Records supplied START

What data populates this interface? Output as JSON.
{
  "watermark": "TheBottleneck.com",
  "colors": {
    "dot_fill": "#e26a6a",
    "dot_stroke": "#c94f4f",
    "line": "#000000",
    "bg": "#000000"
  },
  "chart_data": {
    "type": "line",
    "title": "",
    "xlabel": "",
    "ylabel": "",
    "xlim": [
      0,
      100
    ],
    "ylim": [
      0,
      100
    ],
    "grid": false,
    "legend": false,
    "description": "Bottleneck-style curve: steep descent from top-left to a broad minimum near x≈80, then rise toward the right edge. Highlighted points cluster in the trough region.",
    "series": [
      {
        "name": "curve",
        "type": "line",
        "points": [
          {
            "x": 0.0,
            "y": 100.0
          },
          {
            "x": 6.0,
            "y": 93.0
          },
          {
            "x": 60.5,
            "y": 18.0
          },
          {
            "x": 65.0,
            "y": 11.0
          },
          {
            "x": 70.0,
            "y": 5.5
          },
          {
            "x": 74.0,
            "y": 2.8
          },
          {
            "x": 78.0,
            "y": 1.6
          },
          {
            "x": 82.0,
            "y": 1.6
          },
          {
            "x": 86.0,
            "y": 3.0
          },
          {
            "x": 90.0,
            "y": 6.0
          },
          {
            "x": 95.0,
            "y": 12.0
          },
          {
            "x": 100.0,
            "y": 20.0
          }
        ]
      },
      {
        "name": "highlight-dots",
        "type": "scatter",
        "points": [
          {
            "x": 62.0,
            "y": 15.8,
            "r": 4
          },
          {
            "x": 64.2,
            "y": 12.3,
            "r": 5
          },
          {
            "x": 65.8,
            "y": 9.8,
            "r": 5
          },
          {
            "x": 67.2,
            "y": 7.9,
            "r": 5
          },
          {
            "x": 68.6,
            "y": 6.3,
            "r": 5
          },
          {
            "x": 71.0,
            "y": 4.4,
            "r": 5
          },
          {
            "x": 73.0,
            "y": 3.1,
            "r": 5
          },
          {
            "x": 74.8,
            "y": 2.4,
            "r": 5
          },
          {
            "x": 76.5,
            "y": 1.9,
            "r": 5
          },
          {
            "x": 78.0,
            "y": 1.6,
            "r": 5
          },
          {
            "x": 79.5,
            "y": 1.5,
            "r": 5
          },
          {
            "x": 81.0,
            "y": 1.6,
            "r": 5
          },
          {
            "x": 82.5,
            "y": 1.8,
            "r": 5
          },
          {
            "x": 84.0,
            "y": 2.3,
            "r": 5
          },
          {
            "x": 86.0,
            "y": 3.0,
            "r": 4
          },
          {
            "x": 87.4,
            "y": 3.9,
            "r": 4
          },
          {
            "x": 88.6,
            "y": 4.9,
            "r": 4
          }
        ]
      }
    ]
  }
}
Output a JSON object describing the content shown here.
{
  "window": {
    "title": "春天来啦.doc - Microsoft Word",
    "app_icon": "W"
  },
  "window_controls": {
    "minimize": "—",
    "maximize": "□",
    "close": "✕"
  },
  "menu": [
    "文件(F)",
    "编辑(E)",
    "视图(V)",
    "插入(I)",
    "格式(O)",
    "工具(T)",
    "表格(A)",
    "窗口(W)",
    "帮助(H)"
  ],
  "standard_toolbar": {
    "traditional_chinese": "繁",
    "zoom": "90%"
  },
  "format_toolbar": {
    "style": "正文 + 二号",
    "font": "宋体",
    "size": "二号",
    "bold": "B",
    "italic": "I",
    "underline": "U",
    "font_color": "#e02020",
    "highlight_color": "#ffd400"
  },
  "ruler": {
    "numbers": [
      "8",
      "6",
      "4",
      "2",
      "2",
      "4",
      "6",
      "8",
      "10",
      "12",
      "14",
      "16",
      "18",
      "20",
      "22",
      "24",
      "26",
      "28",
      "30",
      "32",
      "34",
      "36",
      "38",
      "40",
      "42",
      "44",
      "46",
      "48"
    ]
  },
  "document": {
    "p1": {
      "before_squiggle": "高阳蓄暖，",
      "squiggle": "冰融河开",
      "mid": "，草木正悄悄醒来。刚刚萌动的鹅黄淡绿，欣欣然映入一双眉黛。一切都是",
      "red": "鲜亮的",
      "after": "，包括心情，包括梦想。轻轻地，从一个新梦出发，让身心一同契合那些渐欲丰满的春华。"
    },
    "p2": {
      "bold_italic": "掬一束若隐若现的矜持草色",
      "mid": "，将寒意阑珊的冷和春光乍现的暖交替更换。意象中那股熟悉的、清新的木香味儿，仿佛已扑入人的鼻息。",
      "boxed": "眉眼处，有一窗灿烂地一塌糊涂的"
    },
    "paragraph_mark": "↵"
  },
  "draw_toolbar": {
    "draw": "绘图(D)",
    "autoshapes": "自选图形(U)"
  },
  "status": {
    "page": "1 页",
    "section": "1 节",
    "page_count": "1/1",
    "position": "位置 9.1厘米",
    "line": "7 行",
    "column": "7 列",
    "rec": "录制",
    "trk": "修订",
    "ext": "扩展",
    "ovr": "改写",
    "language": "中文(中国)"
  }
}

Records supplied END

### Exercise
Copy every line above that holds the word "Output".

### Exercise response
What data populates this interface? Output as JSON.
Output a JSON object describing the content shown here.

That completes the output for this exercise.